You consider pointing out your graphic demonstrations of ignorance insults.
You have obviously never designed anything manufacturable, as your posts demonstrate. Sad...

lutful
... of ideas
Premium
join:2005-06-16
Ottawa, ON
kudos:1

2 edits
said by public:

said by lutful:

Perhaps that kind of conflict of interest is driving you to post insults again and again.

You consider pointing out your graphic demonstrations of ignorance insults.

Let's recap some of the "ignorance" you have pointed out in this thread:

a) A boost "inductor" is not suitable for high power switch mode boost converter design ... even if isolation is not desired.

b) High frequency core materials are not suitable for high frequency power supply designs.

c) Toroids from common mode chokes can't be used to make inductors or transformers.

If you go back and read my responses, you will see that each time I tried to respond to your mistaken beliefs without making it a personal attack. Including this time.

said by public:

You have obviously never designed anything manufacturable, as your posts demonstrate. Sad...

What about Elliott Sound Products? They have obviously manufactured many different items and yet you insulted their designs.

I used to be an IC designer for many years before building WISP products for some years. No, I am not a DIY PCB designer but many professional PCBs were designed under my direct supervision - that is how I make a living since 2009.

Ironically, my most recent design was a 99% efficient 12V to 48V boost converter which uses FM-modulated RF switch and tiny air core inductors. I just hinted at that earlier because I did not want you to argue such designs won't work.

I am able to do that kind of cutting edge "block diagram" designs mainly because I am not limited by the knowledge of so called "experts" in some field.

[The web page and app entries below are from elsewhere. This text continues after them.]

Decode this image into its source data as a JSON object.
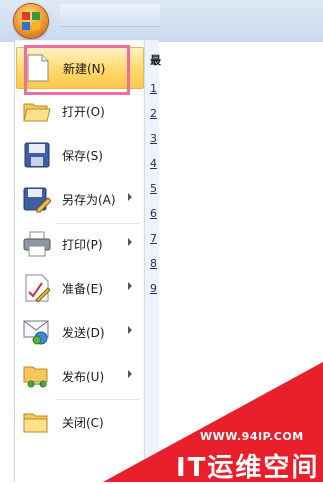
{
  "menu": {
    "items": [
      {
        "label": "新建(N)",
        "icon": "new-document-icon",
        "has_submenu": false
      },
      {
        "label": "打开(O)",
        "icon": "open-folder-icon",
        "has_submenu": false
      },
      {
        "label": "保存(S)",
        "icon": "save-disk-icon",
        "has_submenu": false
      },
      {
        "label": "另存为(A)",
        "icon": "save-as-icon",
        "has_submenu": true
      },
      {
        "label": "打印(P)",
        "icon": "printer-icon",
        "has_submenu": true
      },
      {
        "label": "准备(E)",
        "icon": "prepare-icon",
        "has_submenu": true
      },
      {
        "label": "发送(D)",
        "icon": "send-icon",
        "has_submenu": true
      },
      {
        "label": "发布(U)",
        "icon": "publish-icon",
        "has_submenu": true
      },
      {
        "label": "关闭(C)",
        "icon": "close-folder-icon",
        "has_submenu": false
      }
    ]
  },
  "recent": {
    "title": "最",
    "numbers": [
      "1",
      "2",
      "3",
      "4",
      "5",
      "6",
      "7",
      "8",
      "9"
    ]
  },
  "watermark": {
    "url": "WWW.94IP.COM",
    "text": "IT运维空间"
  },
  "colors": {
    "accent": "#ee6f9f",
    "watermark_red": "#ea1f2c",
    "selected_bg": "#ffd86a"
  }
}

*** some more complex PCB layouts
»Re: $100.00 CPE, If you build it will they come?
»Re: Too many cards in one box?